The Sherry Cocktail Competition draws entries from across the globe. One of the winners of the international competition was Jacques Bezuidenhout and his cocktail, La Perla. The drink is made with 1 1/2 oz. each of Domecq Manzanilla Sherry and Gran Centenario Reposado Tequila, and 3/4 oz. Mathilde Poire Liqueur. The ingredients are stirred gently and served straight up with a lemon twist.
Another cocktail to place high in the competition was Le Jardin Verde, a cocktail created by Brian van Flandern of Per Se in New York City. His award-winning libation featured Sandeman Rare Fino Sherry, Hangar One Kaffir Lime Vodka, cucumber puree, lime juice, simple syrup and an ounce of Moscato D’asti Perrone.
Port and Madeira as Headliners
Port is a fortified wine made primarily from red wine grapes cultivated in the Upper Duoro Valley district of northern Portugal. Most are shipped from the city of Oporto, located at the mouth of the Duoro River. Ruby Ports are made from a blend of young wines from different vintages, while Tawny Port is a blend of older wines, pale in color with a distinctive amber edge.
The Bossa Nova is a cocktail made with 10 Cane Trinidadian Rum, Fonseca Bin 27 Port, Velvet Falernum, lime juice, simple syrup and peach bitters. At Ibiza Dinner Club, Andria Herron recommends a house specialty called the Mediterranean Sparkler, a drink that combines an ounce of Domaine Charbay Napa Valley White Port poured in a champagne glass and topped off with chilled Prosecco.
Madeira is often considered a sweet dessert wine, but there are dry styles as well. Made in Portugal, the wine is blended and aged in Soleras, similar to how sherries are produced. Madeiras are typically fortified with grape spirits, or brandy.
At Nacional 27 in Chicago, the favorite postprandial specialty is dubbed the Century Alexander. Priced at a cool $55 per, the extravagant dessert-like drink is made with Blandy’s Verdelho Madeira 1934, Camus XO Cognac, Clement Shrub Creole Liqueur and homemade Tres Leches ice cream. “It is one of the most delectable dessert drinks I’ve ever encountered. Our guests love them,” observes general manager Adam Seger.

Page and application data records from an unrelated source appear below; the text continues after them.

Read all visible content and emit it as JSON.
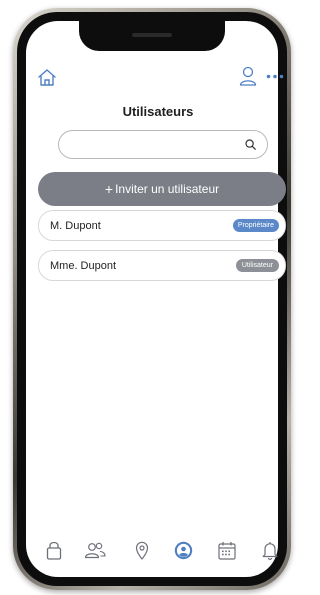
{
  "header": {
    "home_icon": "home-icon",
    "user_icon": "user-icon",
    "more_icon": "more-icon"
  },
  "page": {
    "title": "Utilisateurs"
  },
  "search": {
    "value": "",
    "placeholder": "",
    "icon": "search-icon"
  },
  "invite_button": {
    "plus": "+",
    "label": "Inviter un utilisateur"
  },
  "users": [
    {
      "name": "M. Dupont",
      "role": "Propriétaire",
      "role_color": "#5b88c9"
    },
    {
      "name": "Mme. Dupont",
      "role": "Utilisateur",
      "role_color": "#8d9096"
    }
  ],
  "bottom_nav": [
    {
      "icon": "lock-icon"
    },
    {
      "icon": "users-icon"
    },
    {
      "icon": "location-pin-icon"
    },
    {
      "icon": "account-circle-icon",
      "active": true
    },
    {
      "icon": "calendar-icon"
    },
    {
      "icon": "bell-icon"
    }
  ],
  "colors": {
    "accent": "#4f7fc2",
    "icon": "#6d7078",
    "button": "#7b7e86"
  }
}
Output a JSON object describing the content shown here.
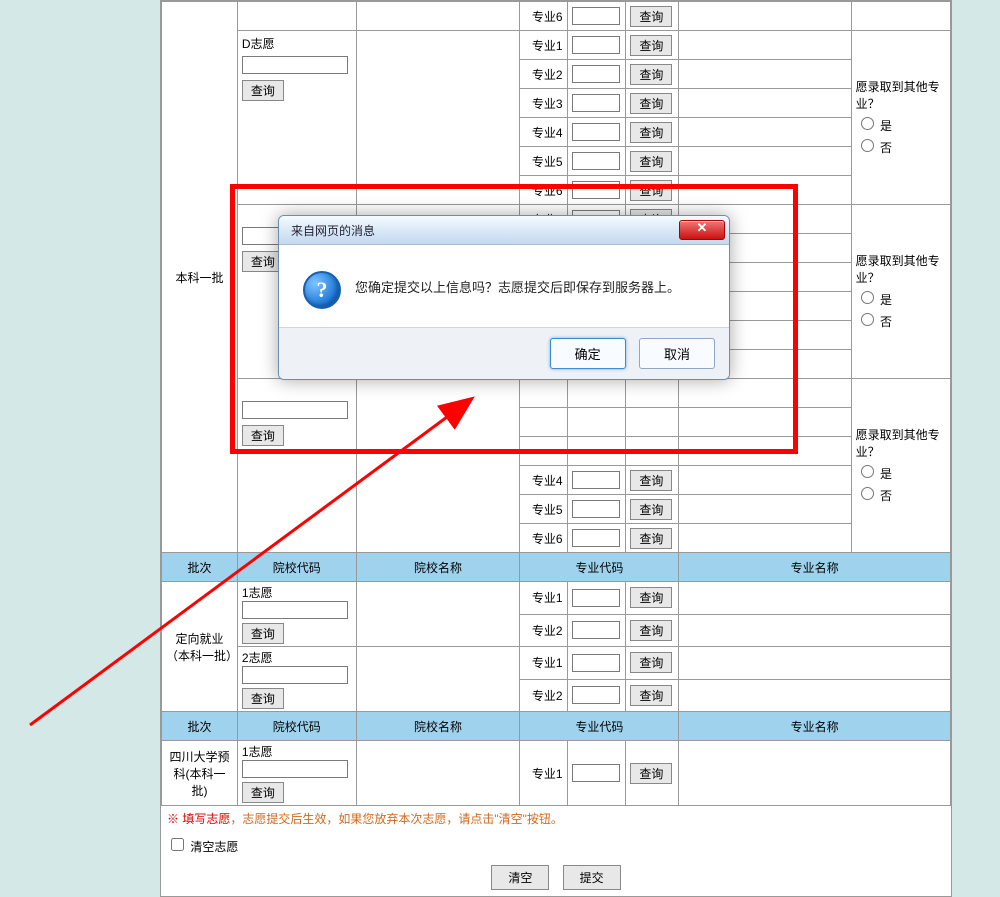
{
  "btn": {
    "query": "查询",
    "ok": "确定",
    "cancel": "取消",
    "clear": "清空",
    "submit": "提交"
  },
  "hdr": {
    "batch": "批次",
    "schoolCode": "院校代码",
    "schoolName": "院校名称",
    "majorCode": "专业代码",
    "majorName": "专业名称"
  },
  "lbl": {
    "m1": "专业1",
    "m2": "专业2",
    "m3": "专业3",
    "m4": "专业4",
    "m5": "专业5",
    "m6": "专业6",
    "opt_q": "愿录取到其他专业？",
    "yes": "是",
    "no": "否"
  },
  "batches": {
    "bk1": "本科一批",
    "dxjy": "定向就业（本科一批）",
    "scdx": "四川大学预科(本科一批)"
  },
  "wishes": {
    "d": "D志愿",
    "z1": "1志愿",
    "z2": "2志愿"
  },
  "dialog": {
    "title": "来自网页的消息",
    "message": "您确定提交以上信息吗？志愿提交后即保存到服务器上。",
    "icon": "?"
  },
  "note": {
    "star": "※",
    "lead": "填写志愿",
    "rest": "，志愿提交后生效，如果您放弃本次志愿，请点击\"清空\"按钮。"
  },
  "clearWish": "清空志愿"
}
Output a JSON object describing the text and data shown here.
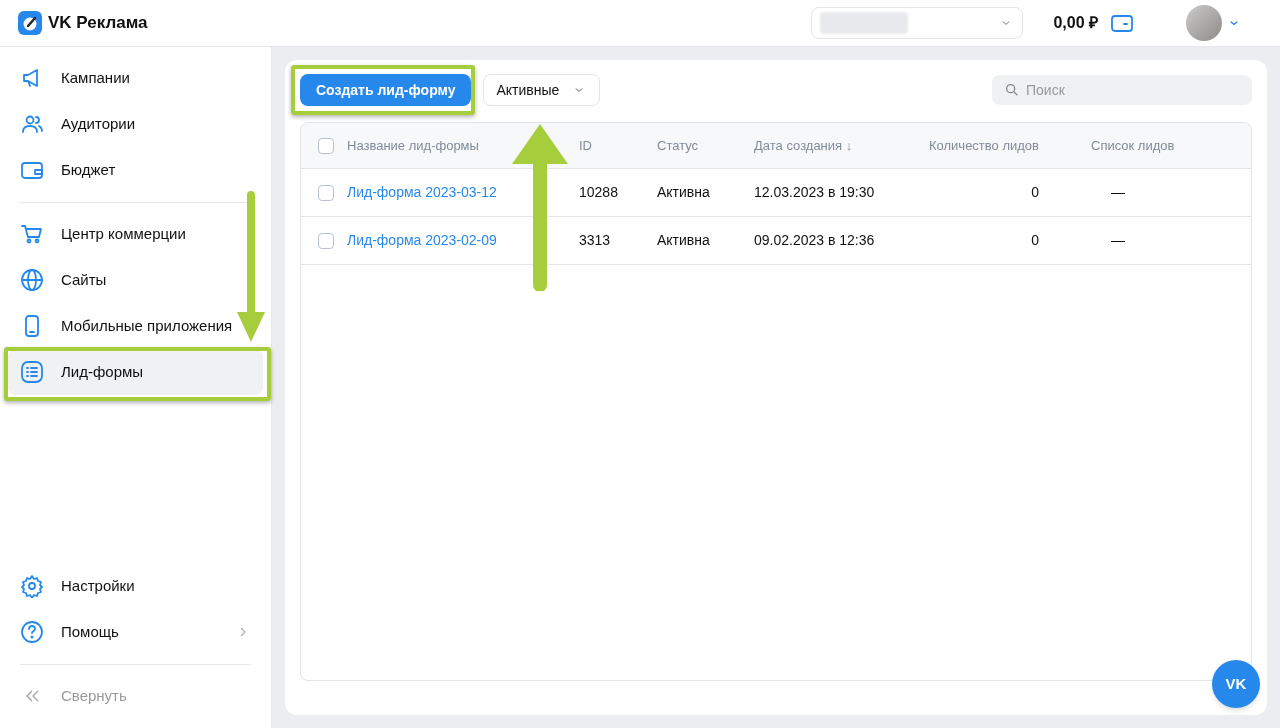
{
  "header": {
    "logo_text": "VK Реклама",
    "balance": "0,00 ₽"
  },
  "sidebar": {
    "groups": [
      [
        {
          "label": "Кампании",
          "selected": false,
          "submenu": false
        },
        {
          "label": "Аудитории",
          "selected": false,
          "submenu": false
        },
        {
          "label": "Бюджет",
          "selected": false,
          "submenu": false
        }
      ],
      [
        {
          "label": "Центр коммерции",
          "selected": false,
          "submenu": false
        },
        {
          "label": "Сайты",
          "selected": false,
          "submenu": false
        },
        {
          "label": "Мобильные приложения",
          "selected": false,
          "submenu": false
        },
        {
          "label": "Лид-формы",
          "selected": true,
          "submenu": false
        }
      ]
    ],
    "bottom_items": [
      {
        "label": "Настройки",
        "selected": false,
        "submenu": false
      },
      {
        "label": "Помощь",
        "selected": false,
        "submenu": true
      }
    ],
    "collapse": "Свернуть"
  },
  "toolbar": {
    "create_button": "Создать лид-форму",
    "filter": "Активные",
    "search": {
      "placeholder": "Поиск"
    }
  },
  "table": {
    "header_checked": false,
    "columns": [
      "Название лид-формы",
      "ID",
      "Статус",
      "Дата создания ↓",
      "Количество лидов",
      "Список лидов"
    ],
    "rows": [
      {
        "checked": false,
        "name": "Лид-форма 2023-03-12",
        "id": "10288",
        "status": "Активна",
        "created": "12.03.2023 в 19:30",
        "leads_count": "0",
        "leads_list": "—"
      },
      {
        "checked": false,
        "name": "Лид-форма 2023-02-09",
        "id": "3313",
        "status": "Активна",
        "created": "09.02.2023 в 12:36",
        "leads_count": "0",
        "leads_list": "—"
      }
    ]
  },
  "chat_button": "VK"
}
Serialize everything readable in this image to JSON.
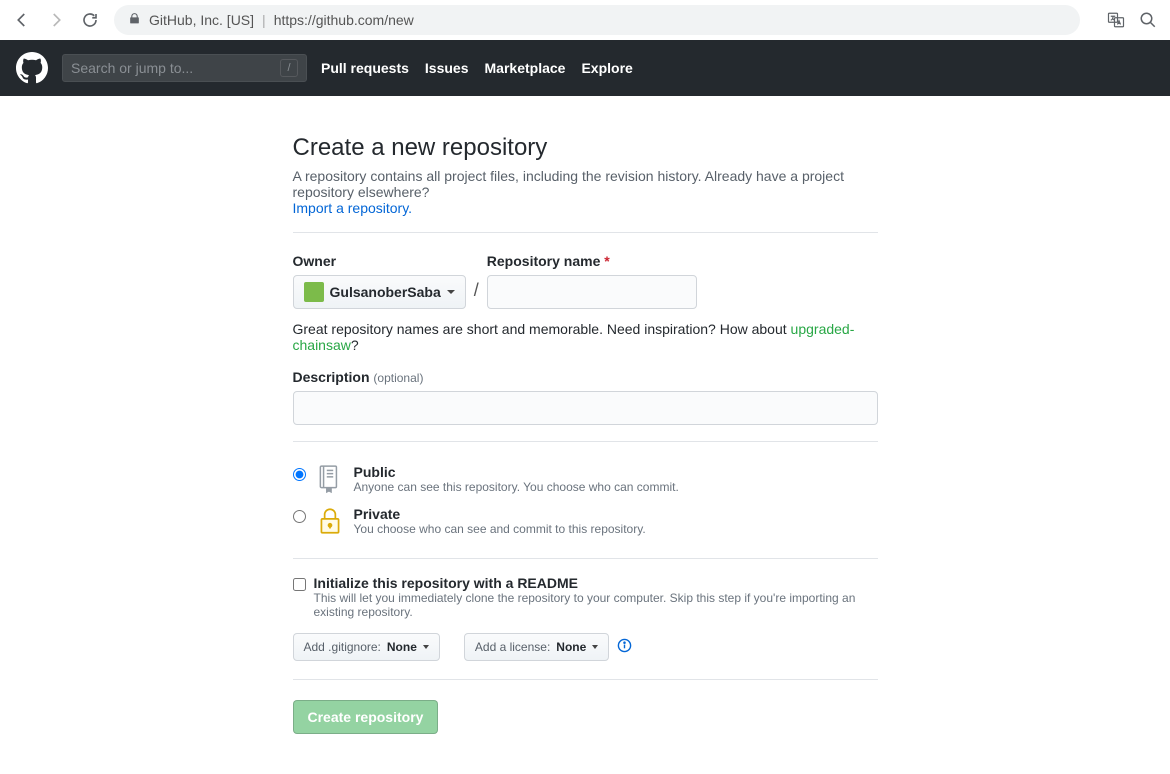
{
  "browser": {
    "identity": "GitHub, Inc. [US]",
    "url": "https://github.com/new"
  },
  "header": {
    "search_placeholder": "Search or jump to...",
    "nav": {
      "pull_requests": "Pull requests",
      "issues": "Issues",
      "marketplace": "Marketplace",
      "explore": "Explore"
    }
  },
  "page": {
    "title": "Create a new repository",
    "lead": "A repository contains all project files, including the revision history. Already have a project repository elsewhere?",
    "import_link": "Import a repository.",
    "owner_label": "Owner",
    "owner_name": "GulsanoberSaba",
    "slash": "/",
    "repo_name_label": "Repository name",
    "helper_pre": "Great repository names are short and memorable. Need inspiration? How about ",
    "helper_suggestion": "upgraded-chainsaw",
    "helper_post": "?",
    "description_label": "Description",
    "description_optional": "(optional)",
    "public_title": "Public",
    "public_sub": "Anyone can see this repository. You choose who can commit.",
    "private_title": "Private",
    "private_sub": "You choose who can see and commit to this repository.",
    "readme_title": "Initialize this repository with a README",
    "readme_sub": "This will let you immediately clone the repository to your computer. Skip this step if you're importing an existing repository.",
    "gitignore_label": "Add .gitignore:",
    "gitignore_value": "None",
    "license_label": "Add a license:",
    "license_value": "None",
    "create_btn": "Create repository"
  }
}
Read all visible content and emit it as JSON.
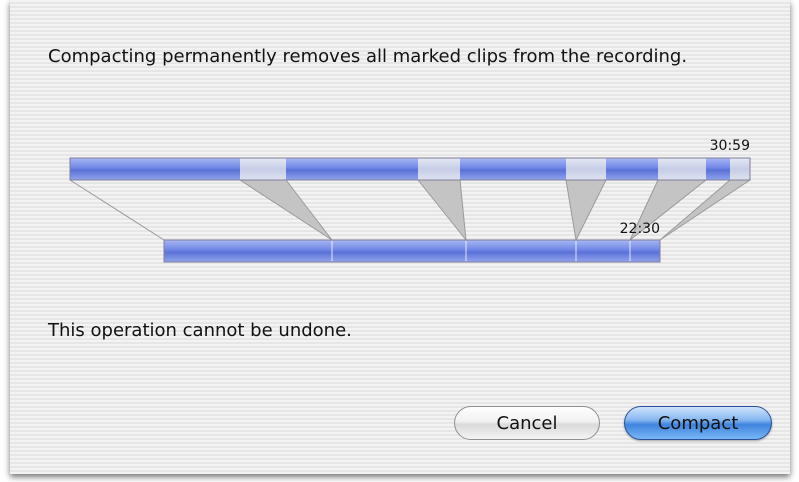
{
  "dialog": {
    "message": "Compacting permanently removes all marked clips from the recording.",
    "warning": "This operation cannot be undone."
  },
  "timeline": {
    "original_duration": "30:59",
    "compacted_duration": "22:30"
  },
  "buttons": {
    "cancel": "Cancel",
    "compact": "Compact"
  },
  "colors": {
    "kept_segment": "#6f86e6",
    "marked_segment": "#c6cde6",
    "default_button": "#3f84de"
  }
}
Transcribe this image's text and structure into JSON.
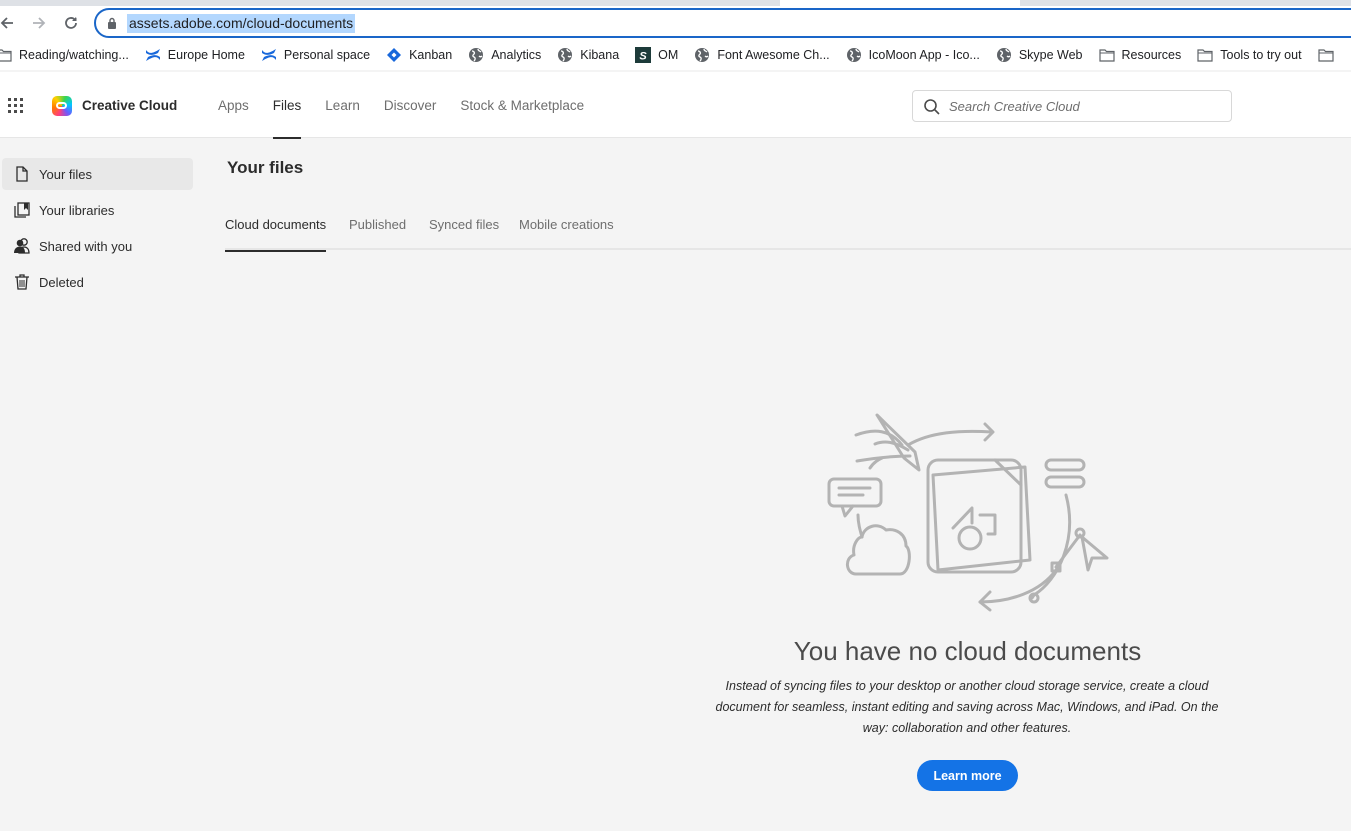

The Charleston Chew is one of two specialties at Scottsdale’s Mosaic Restaurant that feature Madeira in their recipes. It combines 2 1/4 oz. Charleston Barbieto Madeira, an ounce of Grand Marnier and a 1/2 oz. Amaretto di Saronno. It is shaken over ice and strained into a frosted cocktail glass. The Barbieto Bullet is made with equal parts of Barbieto Madeira, Stoli Vanil, Mozart Dark Chocolate Liqueur and a splash of butterscotch schnapps. The mix is shaken and served chilled in a port glass.
Francesco Lafranconi promotes a cocktail called the Le Colonial, a sumptuous libation made with Plymouth Gin, Cockburn’s Fine Ruby Port, Cherry Heering, bitters, lime and pineapple juice. The ingredients are shaken and strained into an iced glass. Francesco finishes the drink off with fresh mint and a sprinkle of nutmeg.
Little did the staff at the Manhattan Club realize the revolution that they were fomenting when first they laced rye whiskey with vermouth. More than a century later, mixologists are still following suit and crafting timeless classics by pairing spirits with delicate fortified wines.